Plaintiffs next allege breach of fiduciary duty (count 4), and aiding and abetting breach of fiduciary duty (count 6) against Defendant Rodham. As mentioned in the Court's first motion to dismiss order, Virginia law does not recognize a separate tort for aiding and abetting breach of fiduciary duty. As for the breach of fiduciary duty claim, Plaintiffs still lack standing to assert such a claim. Plaintiffs are partners in the Limited Partnership, not in the defendant companies. The Limited Partnership merely loaned proceeds to Greentech. The Complaint does not state allegations that Plaintiffs have an interest in the defendant companies to create a fiduciary relationship. Plaintiffs' attempt to cure this deficiency in the First Amended Complaint is futile because any alleged injury that was suffered was suffered by the Limited Partnership and not by the Plaintiffs directly.

Count 8, conspiracy to commit fraud and breach fiduciary duties still fails because Plaintiffs do not state cognizable claims for the underlying actions of the conspiracy. Civil conspiracy is not an independent cause of action, but requires an underlying wrong which would be actionable absent the conspiracy. See Nutt v. A.C. & S. Co., Inc., 517 A.2d 690, 694 (Del. Sup. 1986). Because Plaintiffs' claims for fraud and breach of fiduciary duty fails, so too must the claim for conspiracy.

For the accounting claim (count 6), the First Amended Complaint still fails to allege any cognizable right to such an accounting under the Limited Partnership Agreement. Plaintiffs are simply members of a partnership who loaned money to the defendant companies, and the partnership agreement does not expressly provide a right to accounting.

Plaintiffs next allege a claim for unjust enrichment (count 8). Nothing in the First Amended Complaint has cured the fact that the claim seeks recovery for the loss of income to the Limited Partnership. Any recovery to be had would be to the Limited Partnership and not to the individual Plaintiffs. Plaintiffs lack standing to bring suit against Defendants for this claim.
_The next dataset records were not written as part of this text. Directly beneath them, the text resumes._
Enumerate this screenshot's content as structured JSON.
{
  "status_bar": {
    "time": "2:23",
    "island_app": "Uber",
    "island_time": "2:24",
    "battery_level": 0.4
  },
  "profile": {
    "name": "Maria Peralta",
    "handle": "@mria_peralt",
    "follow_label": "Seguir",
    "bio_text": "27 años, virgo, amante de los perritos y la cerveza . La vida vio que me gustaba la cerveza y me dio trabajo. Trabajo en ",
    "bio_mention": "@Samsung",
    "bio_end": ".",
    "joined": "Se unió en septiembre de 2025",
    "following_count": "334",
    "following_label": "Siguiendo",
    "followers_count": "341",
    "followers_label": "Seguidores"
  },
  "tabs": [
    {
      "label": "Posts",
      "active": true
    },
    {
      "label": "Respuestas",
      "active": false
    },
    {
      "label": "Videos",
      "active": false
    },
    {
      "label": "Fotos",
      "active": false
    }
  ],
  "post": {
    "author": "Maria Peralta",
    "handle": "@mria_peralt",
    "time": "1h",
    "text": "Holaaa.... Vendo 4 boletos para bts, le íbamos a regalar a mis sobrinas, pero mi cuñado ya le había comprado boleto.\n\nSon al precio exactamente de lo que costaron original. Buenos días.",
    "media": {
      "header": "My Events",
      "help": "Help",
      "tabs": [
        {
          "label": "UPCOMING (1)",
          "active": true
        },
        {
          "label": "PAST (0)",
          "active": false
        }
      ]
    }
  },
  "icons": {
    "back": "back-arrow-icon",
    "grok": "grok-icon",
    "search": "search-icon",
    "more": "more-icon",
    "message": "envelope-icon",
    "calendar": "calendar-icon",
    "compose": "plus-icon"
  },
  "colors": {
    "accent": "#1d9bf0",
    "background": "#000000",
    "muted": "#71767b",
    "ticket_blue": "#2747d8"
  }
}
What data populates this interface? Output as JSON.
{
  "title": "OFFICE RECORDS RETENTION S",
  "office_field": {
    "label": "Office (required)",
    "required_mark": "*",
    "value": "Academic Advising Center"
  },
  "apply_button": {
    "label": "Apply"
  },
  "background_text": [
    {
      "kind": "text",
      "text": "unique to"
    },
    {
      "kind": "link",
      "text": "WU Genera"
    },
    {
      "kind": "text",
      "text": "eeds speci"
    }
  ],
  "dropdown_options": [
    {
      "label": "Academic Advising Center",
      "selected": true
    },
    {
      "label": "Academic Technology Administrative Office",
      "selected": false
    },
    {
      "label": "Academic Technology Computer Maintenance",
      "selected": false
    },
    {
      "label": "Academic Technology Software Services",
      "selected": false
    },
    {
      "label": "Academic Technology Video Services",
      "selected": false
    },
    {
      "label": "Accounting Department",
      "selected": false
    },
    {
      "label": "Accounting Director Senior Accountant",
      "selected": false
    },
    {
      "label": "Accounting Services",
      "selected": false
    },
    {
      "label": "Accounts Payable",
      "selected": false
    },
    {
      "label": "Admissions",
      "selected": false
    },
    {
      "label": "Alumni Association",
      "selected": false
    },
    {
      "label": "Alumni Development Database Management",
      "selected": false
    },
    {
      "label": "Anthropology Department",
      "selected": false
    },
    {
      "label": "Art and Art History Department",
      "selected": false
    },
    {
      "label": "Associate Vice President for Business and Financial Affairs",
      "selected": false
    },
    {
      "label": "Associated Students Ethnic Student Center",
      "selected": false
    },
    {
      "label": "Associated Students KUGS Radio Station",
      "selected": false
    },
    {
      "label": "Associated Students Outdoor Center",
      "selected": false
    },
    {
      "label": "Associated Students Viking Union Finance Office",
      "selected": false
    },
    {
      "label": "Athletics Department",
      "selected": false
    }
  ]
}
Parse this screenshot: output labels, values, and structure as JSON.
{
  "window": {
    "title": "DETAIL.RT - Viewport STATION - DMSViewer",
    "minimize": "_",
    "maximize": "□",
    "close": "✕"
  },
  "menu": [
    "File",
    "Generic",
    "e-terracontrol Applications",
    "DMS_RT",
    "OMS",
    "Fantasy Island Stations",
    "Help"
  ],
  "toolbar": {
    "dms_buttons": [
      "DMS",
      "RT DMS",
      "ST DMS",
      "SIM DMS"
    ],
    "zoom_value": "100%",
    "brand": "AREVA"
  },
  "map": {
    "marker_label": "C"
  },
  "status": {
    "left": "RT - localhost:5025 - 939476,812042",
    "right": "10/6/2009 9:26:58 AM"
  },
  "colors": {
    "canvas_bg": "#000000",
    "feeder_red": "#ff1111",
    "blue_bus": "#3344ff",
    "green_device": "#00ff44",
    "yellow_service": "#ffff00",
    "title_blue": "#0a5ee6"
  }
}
Finally, with respect to the new claim of negligence (count 9), the Court finds that this claim also fails. The basis for this claim is that Mr. Rodham failed in his alleged duty to the Plaintiffs by not recording a lien on Greentech's assets that would have secured the loan made by the Limited Partnership to Greentech, thereby causing A-3 to lose priority in Greentech's bankruptcy. Plaintiffs seek recovery for the loss of income to the Limited Partnership which, as discussed above, Plaintiffs do not have standing to assert a claim against. Moreover, Plaintiffs have not alleged a plausible basis to find that Mr. Rodham owed them, in their individual capacities, a duty to record the lien. Count nine (9) fails.

For the reasons stated, the Court finds that Plaintiffs fail to state a claim on all counts. Accordingly, Defendants' Motions to Dismiss are granted. This case is dismissed. An appropriate order shall issue.



September 5, 2018

Summaries of

Bi v. McAuliffe

Sep 5, 2018
Civil Action No. 1:17-cv-01459 (E.D. Va. Sep. 5, 2018)
Case details for

Bi v. McAuliffe

Case Details

Full title:XIA BI, et al., Plaintiffs, v. TERRY MCAULIFFE, et al., Defendants.


Date published: Sep 5, 2018


Civil Action No. 1:17-cv-01459 (E.D. Va. Sep. 5, 2018)